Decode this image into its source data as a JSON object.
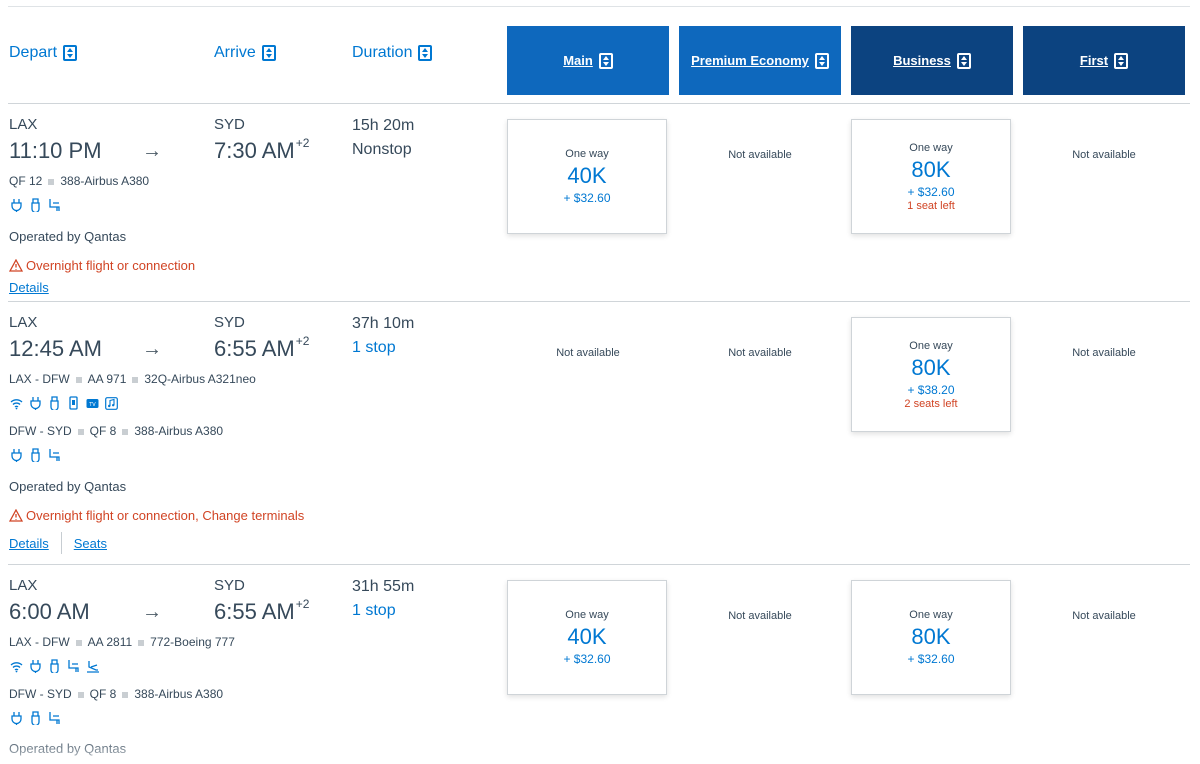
{
  "columns": {
    "depart": "Depart",
    "arrive": "Arrive",
    "duration": "Duration",
    "cabins": [
      "Main",
      "Premium Economy",
      "Business",
      "First"
    ]
  },
  "flights": [
    {
      "origin": "LAX",
      "depart_time": "11:10 PM",
      "destination": "SYD",
      "arrive_time": "7:30 AM",
      "day_offset": "+2",
      "duration": "15h 20m",
      "stops": "Nonstop",
      "segments": [
        {
          "route": "",
          "flight": "QF 12",
          "aircraft": "388-Airbus A380",
          "amenities": [
            "power-icon",
            "usb-icon",
            "seat-icon"
          ]
        }
      ],
      "operated_by": "Operated by Qantas",
      "warning": "Overnight flight or connection",
      "links": [
        "Details"
      ],
      "fares": [
        {
          "label": "One way",
          "points": "40K",
          "tax": "+ $32.60",
          "seats": ""
        },
        {
          "na": "Not available"
        },
        {
          "label": "One way",
          "points": "80K",
          "tax": "+ $32.60",
          "seats": "1 seat left"
        },
        {
          "na": "Not available"
        }
      ]
    },
    {
      "origin": "LAX",
      "depart_time": "12:45 AM",
      "destination": "SYD",
      "arrive_time": "6:55 AM",
      "day_offset": "+2",
      "duration": "37h 10m",
      "stops": "1 stop",
      "segments": [
        {
          "route": "LAX - DFW",
          "flight": "AA 971",
          "aircraft": "32Q-Airbus A321neo",
          "amenities": [
            "wifi-icon",
            "power-icon",
            "usb-icon",
            "phone-icon",
            "tv-icon",
            "music-icon"
          ]
        },
        {
          "route": "DFW - SYD",
          "flight": "QF 8",
          "aircraft": "388-Airbus A380",
          "amenities": [
            "power-icon",
            "usb-icon",
            "seat-icon"
          ]
        }
      ],
      "operated_by": "Operated by Qantas",
      "warning": "Overnight flight or connection, Change terminals",
      "links": [
        "Details",
        "Seats"
      ],
      "fares": [
        {
          "na": "Not available"
        },
        {
          "na": "Not available"
        },
        {
          "label": "One way",
          "points": "80K",
          "tax": "+ $38.20",
          "seats": "2 seats left"
        },
        {
          "na": "Not available"
        }
      ]
    },
    {
      "origin": "LAX",
      "depart_time": "6:00 AM",
      "destination": "SYD",
      "arrive_time": "6:55 AM",
      "day_offset": "+2",
      "duration": "31h 55m",
      "stops": "1 stop",
      "segments": [
        {
          "route": "LAX - DFW",
          "flight": "AA 2811",
          "aircraft": "772-Boeing 777",
          "amenities": [
            "wifi-icon",
            "power-icon",
            "usb-icon",
            "seat-icon",
            "flatbed-icon"
          ]
        },
        {
          "route": "DFW - SYD",
          "flight": "QF 8",
          "aircraft": "388-Airbus A380",
          "amenities": [
            "power-icon",
            "usb-icon",
            "seat-icon"
          ]
        }
      ],
      "operated_by": "Operated by Qantas",
      "warning": "",
      "links": [],
      "fares": [
        {
          "label": "One way",
          "points": "40K",
          "tax": "+ $32.60",
          "seats": ""
        },
        {
          "na": "Not available"
        },
        {
          "label": "One way",
          "points": "80K",
          "tax": "+ $32.60",
          "seats": ""
        },
        {
          "na": "Not available"
        }
      ]
    }
  ],
  "colors": {
    "link": "#0078d2",
    "main_header": "#0e68bd",
    "premium_header": "#0c4380",
    "warning": "#d14424"
  }
}
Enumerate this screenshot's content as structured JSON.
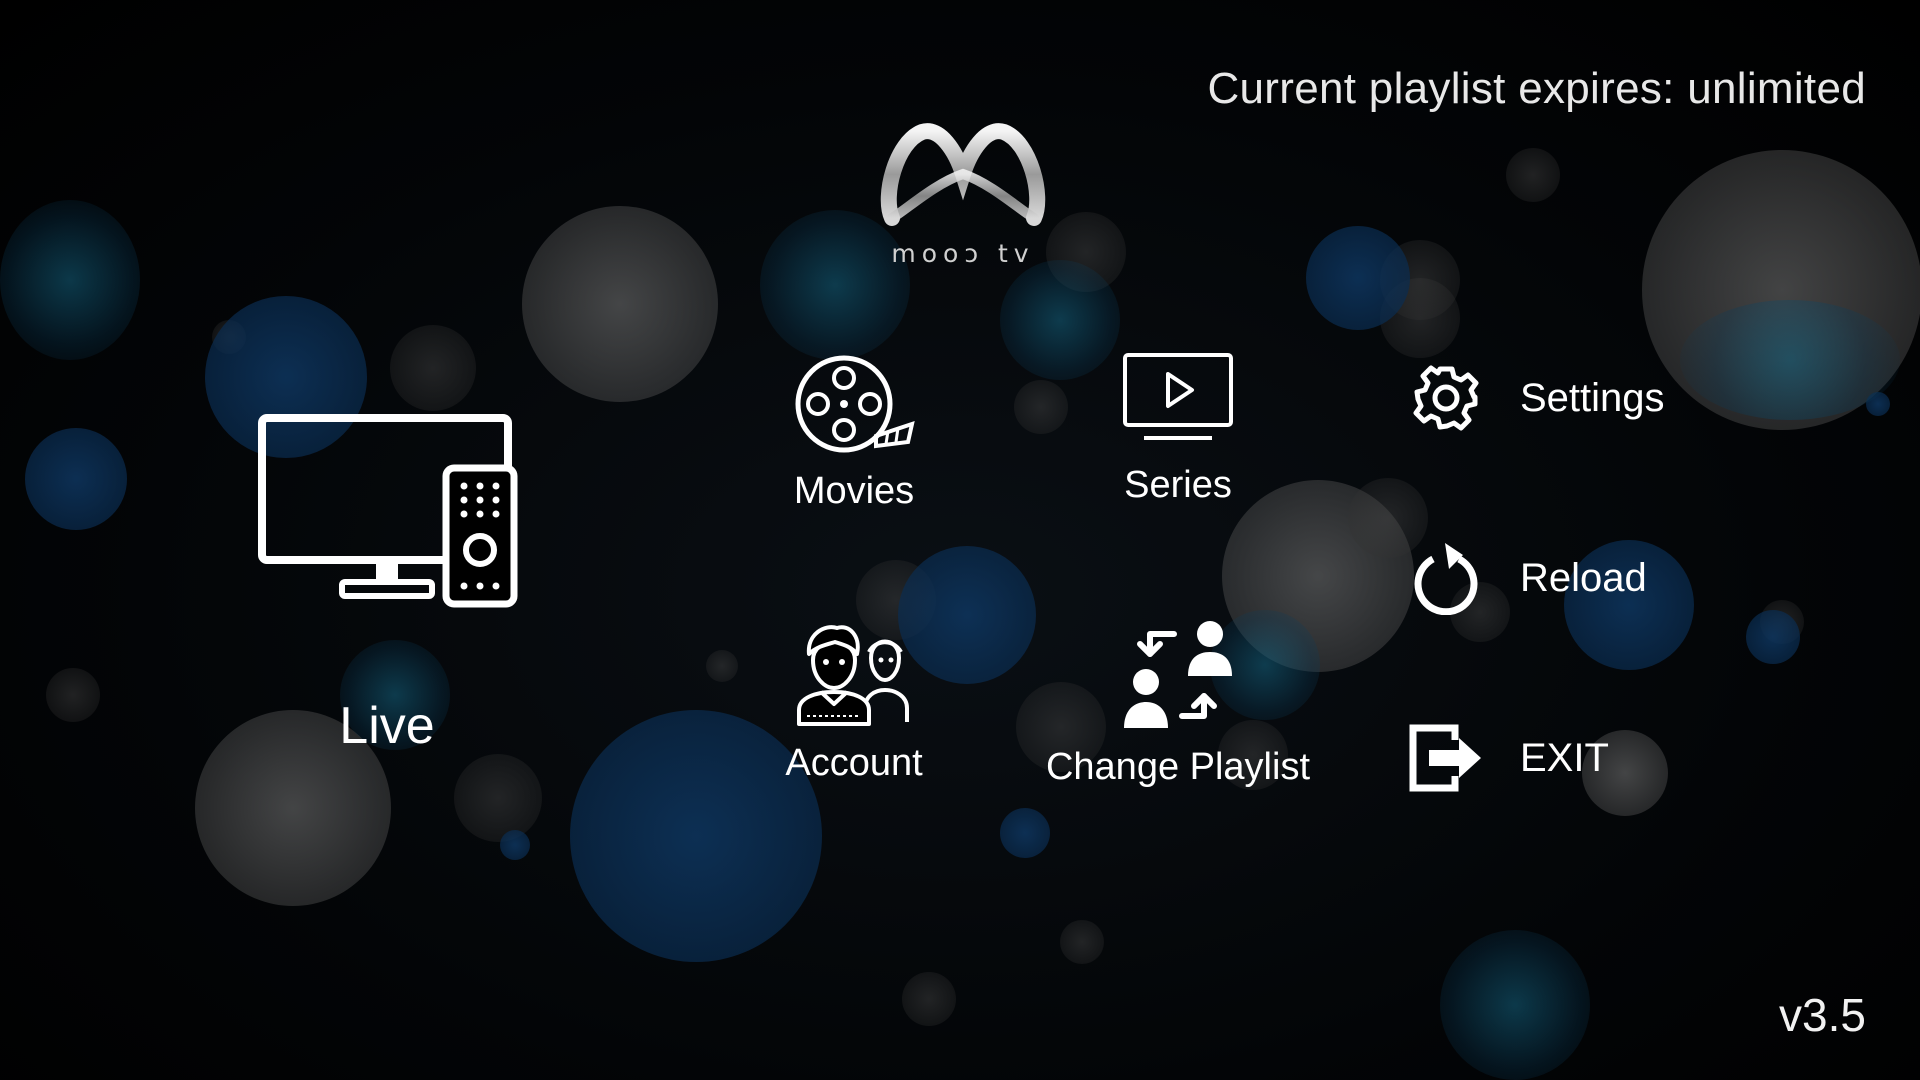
{
  "header": {
    "expires_text": "Current playlist expires: unlimited"
  },
  "logo": {
    "text": "mooↄ tv"
  },
  "menu": {
    "live": {
      "label": "Live",
      "icon": "tv-remote-icon"
    },
    "movies": {
      "label": "Movies",
      "icon": "film-reel-icon"
    },
    "series": {
      "label": "Series",
      "icon": "play-screen-icon"
    },
    "account": {
      "label": "Account",
      "icon": "users-icon"
    },
    "change_playlist": {
      "label": "Change Playlist",
      "icon": "swap-users-icon"
    }
  },
  "side_menu": {
    "settings": {
      "label": "Settings",
      "icon": "gear-icon"
    },
    "reload": {
      "label": "Reload",
      "icon": "reload-icon"
    },
    "exit": {
      "label": "EXIT",
      "icon": "exit-icon"
    }
  },
  "footer": {
    "version": "v3.5"
  },
  "colors": {
    "background": "#000000",
    "bokeh_blue": "#0e3660",
    "bokeh_gray": "#787878",
    "text": "#ffffff"
  }
}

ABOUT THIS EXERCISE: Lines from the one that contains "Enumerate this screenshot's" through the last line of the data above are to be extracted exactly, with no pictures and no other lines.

RESULT:
Enumerate this screenshot's content as structured JSON.
{
  "header": {
    "expires_text": "Current playlist expires: unlimited"
  },
  "logo": {
    "text": "mooↄ tv"
  },
  "menu": {
    "live": {
      "label": "Live",
      "icon": "tv-remote-icon"
    },
    "movies": {
      "label": "Movies",
      "icon": "film-reel-icon"
    },
    "series": {
      "label": "Series",
      "icon": "play-screen-icon"
    },
    "account": {
      "label": "Account",
      "icon": "users-icon"
    },
    "change_playlist": {
      "label": "Change Playlist",
      "icon": "swap-users-icon"
    }
  },
  "side_menu": {
    "settings": {
      "label": "Settings",
      "icon": "gear-icon"
    },
    "reload": {
      "label": "Reload",
      "icon": "reload-icon"
    },
    "exit": {
      "label": "EXIT",
      "icon": "exit-icon"
    }
  },
  "footer": {
    "version": "v3.5"
  },
  "colors": {
    "background": "#000000",
    "bokeh_blue": "#0e3660",
    "bokeh_gray": "#787878",
    "text": "#ffffff"
  }
}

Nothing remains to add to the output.